Start of Available records

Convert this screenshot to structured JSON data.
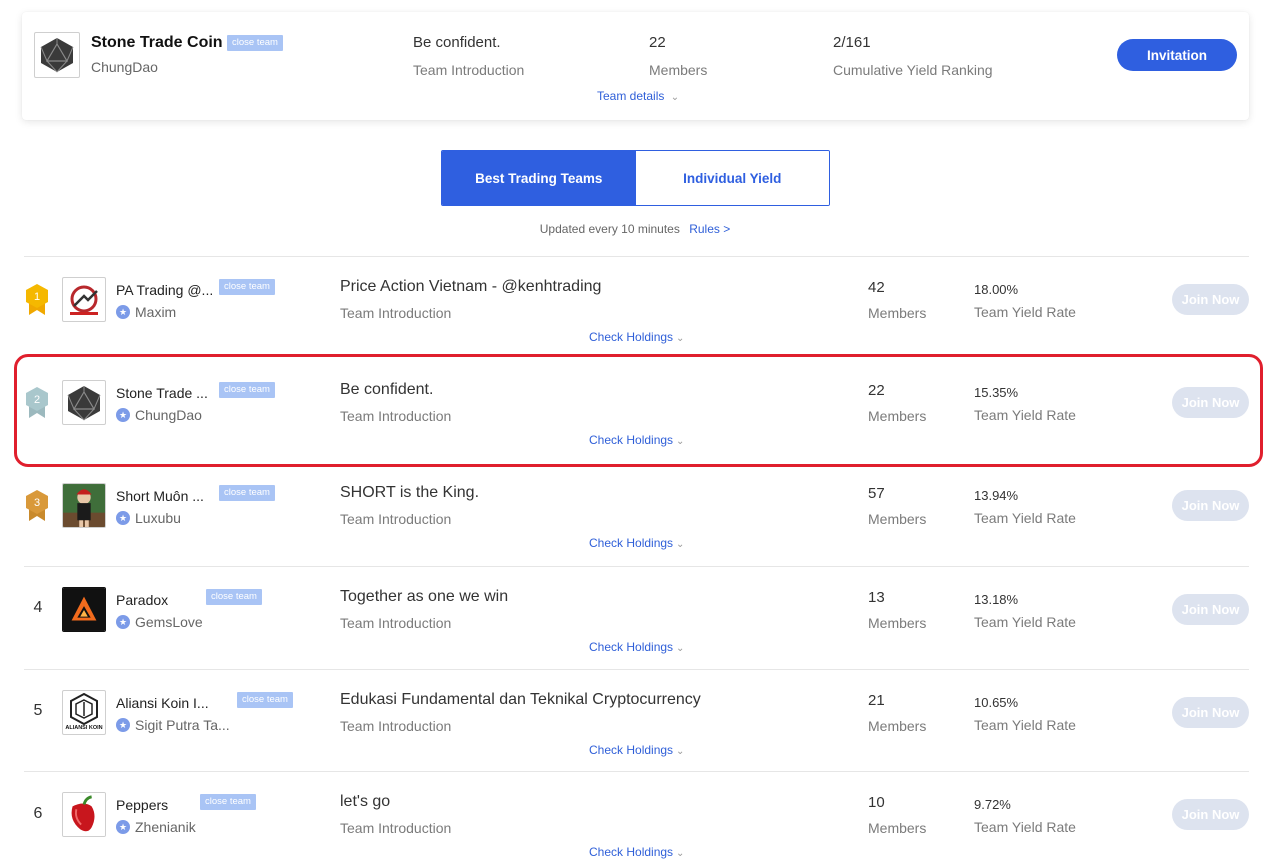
{
  "team": {
    "name": "Stone Trade Coin",
    "badge": "close team",
    "leader": "ChungDao",
    "intro": "Be confident.",
    "intro_label": "Team Introduction",
    "members": "22",
    "members_label": "Members",
    "ranking": "2/161",
    "ranking_label": "Cumulative Yield Ranking",
    "details_link": "Team details",
    "invite_label": "Invitation"
  },
  "tabs": [
    {
      "label": "Best Trading Teams",
      "active": true
    },
    {
      "label": "Individual Yield",
      "active": false
    }
  ],
  "update_note": "Updated every 10 minutes",
  "rules_link": "Rules >",
  "teams": [
    {
      "rank": "1",
      "name": "PA Trading @...",
      "badge": "close team",
      "leader": "Maxim",
      "intro": "Price Action Vietnam - @kenhtrading",
      "intro_label": "Team Introduction",
      "holdings": "Check Holdings",
      "members": "42",
      "members_label": "Members",
      "yield": "18.00%",
      "yield_label": "Team Yield Rate",
      "join": "Join Now",
      "avatar": "kenhtrading-logo"
    },
    {
      "rank": "2",
      "name": "Stone Trade ...",
      "badge": "close team",
      "leader": "ChungDao",
      "intro": "Be confident.",
      "intro_label": "Team Introduction",
      "holdings": "Check Holdings",
      "members": "22",
      "members_label": "Members",
      "yield": "15.35%",
      "yield_label": "Team Yield Rate",
      "join": "Join Now",
      "avatar": "stone-logo"
    },
    {
      "rank": "3",
      "name": "Short Muôn ...",
      "badge": "close team",
      "leader": "Luxubu",
      "intro": "SHORT is the King.",
      "intro_label": "Team Introduction",
      "holdings": "Check Holdings",
      "members": "57",
      "members_label": "Members",
      "yield": "13.94%",
      "yield_label": "Team Yield Rate",
      "join": "Join Now",
      "avatar": "user-photo"
    },
    {
      "rank": "4",
      "name": "Paradox",
      "badge": "close team",
      "leader": "GemsLove",
      "intro": "Together as one we win",
      "intro_label": "Team Introduction",
      "holdings": "Check Holdings",
      "members": "13",
      "members_label": "Members",
      "yield": "13.18%",
      "yield_label": "Team Yield Rate",
      "join": "Join Now",
      "avatar": "paradox-logo"
    },
    {
      "rank": "5",
      "name": "Aliansi Koin I...",
      "badge": "close team",
      "leader": "Sigit Putra Ta...",
      "intro": "Edukasi Fundamental dan Teknikal Cryptocurrency",
      "intro_label": "Team Introduction",
      "holdings": "Check Holdings",
      "members": "21",
      "members_label": "Members",
      "yield": "10.65%",
      "yield_label": "Team Yield Rate",
      "join": "Join Now",
      "avatar": "aliansi-koin-logo",
      "avatar_text": "ALIANSI KOIN"
    },
    {
      "rank": "6",
      "name": "Peppers",
      "badge": "close team",
      "leader": "Zhenianik",
      "intro": "let's go",
      "intro_label": "Team Introduction",
      "holdings": "Check Holdings",
      "members": "10",
      "members_label": "Members",
      "yield": "9.72%",
      "yield_label": "Team Yield Rate",
      "join": "Join Now",
      "avatar": "pepper-image"
    }
  ],
  "colors": {
    "accent": "#2f5fe0",
    "badge": "#a9c4f5",
    "highlight": "#e01f2d",
    "gold": "#f5b800",
    "silver": "#a9c7cc",
    "bronze": "#d9993a"
  }
}
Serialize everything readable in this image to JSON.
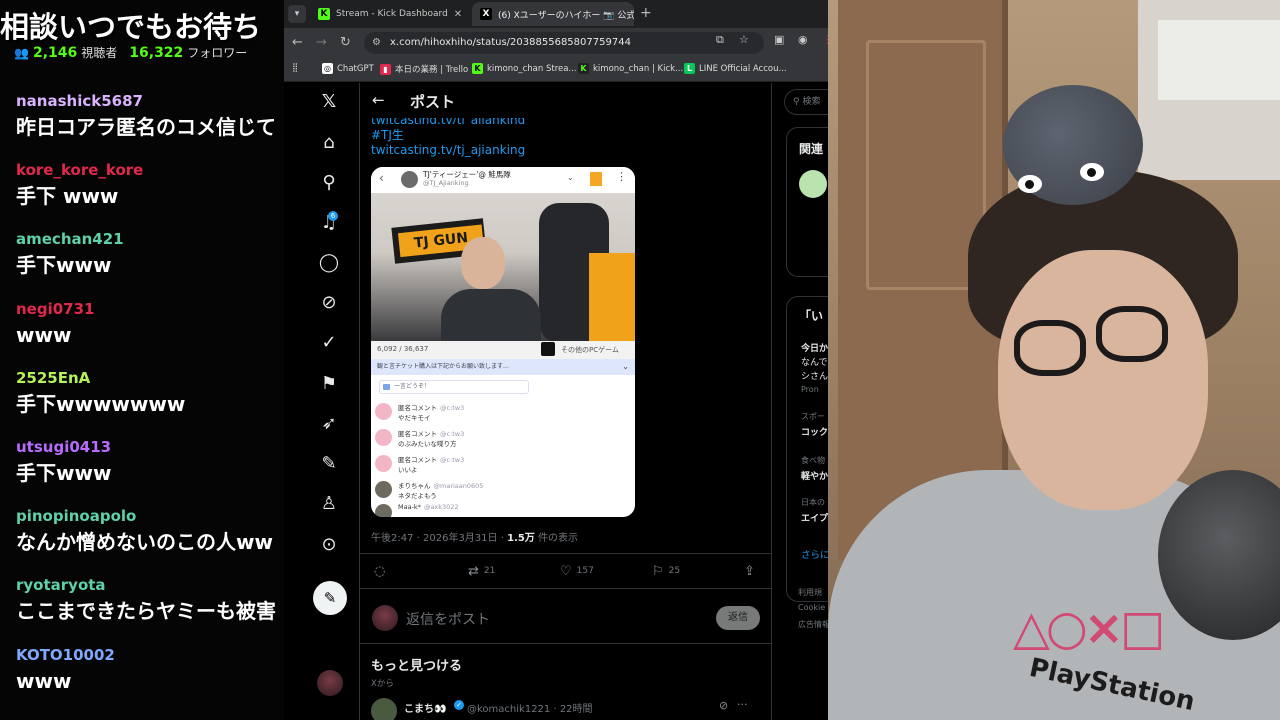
{
  "stream_overlay": {
    "banner_text": "相談いつでもお待ち",
    "viewers_count": "2,146",
    "viewers_label": "視聴者",
    "followers_count": "16,322",
    "followers_label": "フォロワー",
    "messages": [
      {
        "user": "nanashick5687",
        "color": "#d9b3ff",
        "text": "昨日コアラ匿名のコメ信じて"
      },
      {
        "user": "kore_kore_kore",
        "color": "#e0294d",
        "text": "手下 www"
      },
      {
        "user": "amechan421",
        "color": "#5fd0a8",
        "text": "手下www"
      },
      {
        "user": "negi0731",
        "color": "#e0294d",
        "text": "www"
      },
      {
        "user": "2525EnA",
        "color": "#b6f05a",
        "text": "手下wwwwwww"
      },
      {
        "user": "utsugi0413",
        "color": "#b86cff",
        "text": "手下www"
      },
      {
        "user": "pinopinoapolo",
        "color": "#5fd0a8",
        "text": "なんか憎めないのこの人ww"
      },
      {
        "user": "ryotaryota",
        "color": "#5fd0a8",
        "text": "ここまできたらヤミーも被害"
      },
      {
        "user": "KOTO10002",
        "color": "#7fa8ff",
        "text": "www"
      }
    ]
  },
  "browser": {
    "tabs": [
      {
        "title": "Stream - Kick Dashboard",
        "favicon": "K",
        "favicon_color": "#53fc18",
        "active": false
      },
      {
        "title": "(6) Xユーザーのハイホー 📷 公式",
        "favicon": "X",
        "favicon_color": "#ffffff",
        "active": true
      }
    ],
    "url": "x.com/hihoxhiho/status/2038855685807759744",
    "bookmarks": [
      {
        "label": "ChatGPT",
        "favicon": "◎",
        "color": "#ffffff"
      },
      {
        "label": "本日の業務 | Trello",
        "favicon": "▮",
        "color": "#e0294d"
      },
      {
        "label": "kimono_chan Strea...",
        "favicon": "K",
        "color": "#53fc18"
      },
      {
        "label": "kimono_chan | Kick...",
        "favicon": "K",
        "color": "#53fc18"
      },
      {
        "label": "LINE Official Accou...",
        "favicon": "L",
        "color": "#06c755"
      }
    ]
  },
  "x": {
    "nav_icons": [
      "x-logo-icon",
      "home-icon",
      "search-icon",
      "bell-icon",
      "message-icon",
      "grok-icon",
      "verified-icon",
      "bookmark-icon",
      "rocket-icon",
      "edit-note-icon",
      "profile-icon",
      "more-icon"
    ],
    "notification_badge": "6",
    "header_title": "ポスト",
    "hashtag": "#TJ生",
    "link": "twitcasting.tv/tj_ajianking",
    "shot": {
      "account_name": "TJ'ティージェー'@ 鮭馬隊",
      "account_handle": "@TJ_Ajianking",
      "banner_text": "TJ GUN",
      "view_stats": "6,092 / 36,637",
      "category": "その他のPCゲーム",
      "notice": "観と言チケット購入は下記からお願い致します...",
      "chat_prompt": "一言どうぞ！",
      "comments": [
        {
          "name": "匿名コメント",
          "handle": "@c:tw3",
          "text": "やだキモイ",
          "icon": "pink"
        },
        {
          "name": "匿名コメント",
          "handle": "@c:tw3",
          "text": "のぶみたいな喋り方",
          "icon": "pink"
        },
        {
          "name": "匿名コメント",
          "handle": "@c:tw3",
          "text": "いいよ",
          "icon": "pink"
        },
        {
          "name": "まりちゃん",
          "handle": "@mariaan0605",
          "text": "ネタだよもう",
          "icon": "dark"
        },
        {
          "name": "Maa-k*",
          "handle": "@axk3022",
          "text": "",
          "icon": "dark"
        }
      ]
    },
    "timestamp": "午後2:47 · 2026年3月31日 · ",
    "views_count": "1.5万",
    "views_label": " 件の表示",
    "actions": {
      "reply": "",
      "retweets": "21",
      "likes": "157",
      "bookmarks": "25"
    },
    "reply_placeholder": "返信をポスト",
    "reply_button": "返信",
    "more_title": "もっと見つける",
    "more_subtitle": "Xから",
    "next_post": {
      "name": "こまち👀",
      "handle": "@komachik1221 · 22時間"
    },
    "sidebar": {
      "search_placeholder": "検索",
      "related_title": "関連",
      "trends_title": "「い",
      "trend_1_bold": "今日か",
      "trend_1_text": "なんで",
      "trend_1_text2": "シさん",
      "trend_1_promo": "Pron",
      "trend_2_small": "スポー",
      "trend_2_bold": "コック",
      "trend_3_small": "食べ物",
      "trend_3_bold": "軽やか",
      "trend_4_small": "日本の",
      "trend_4_bold": "エイプ",
      "show_more": "さらに",
      "footer_1": "利用規",
      "footer_2": "Cookie",
      "footer_3": "広告情報"
    }
  },
  "webcam": {
    "shirt_logo": "△○×□",
    "shirt_brand": "PlayStation"
  }
}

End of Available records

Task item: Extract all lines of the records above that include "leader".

Answer to the exercise:
    "leader": "ChungDao",
      "leader": "Maxim",
      "leader": "ChungDao",
      "leader": "Luxubu",
      "leader": "GemsLove",
      "leader": "Sigit Putra Ta...",
      "leader": "Zhenianik",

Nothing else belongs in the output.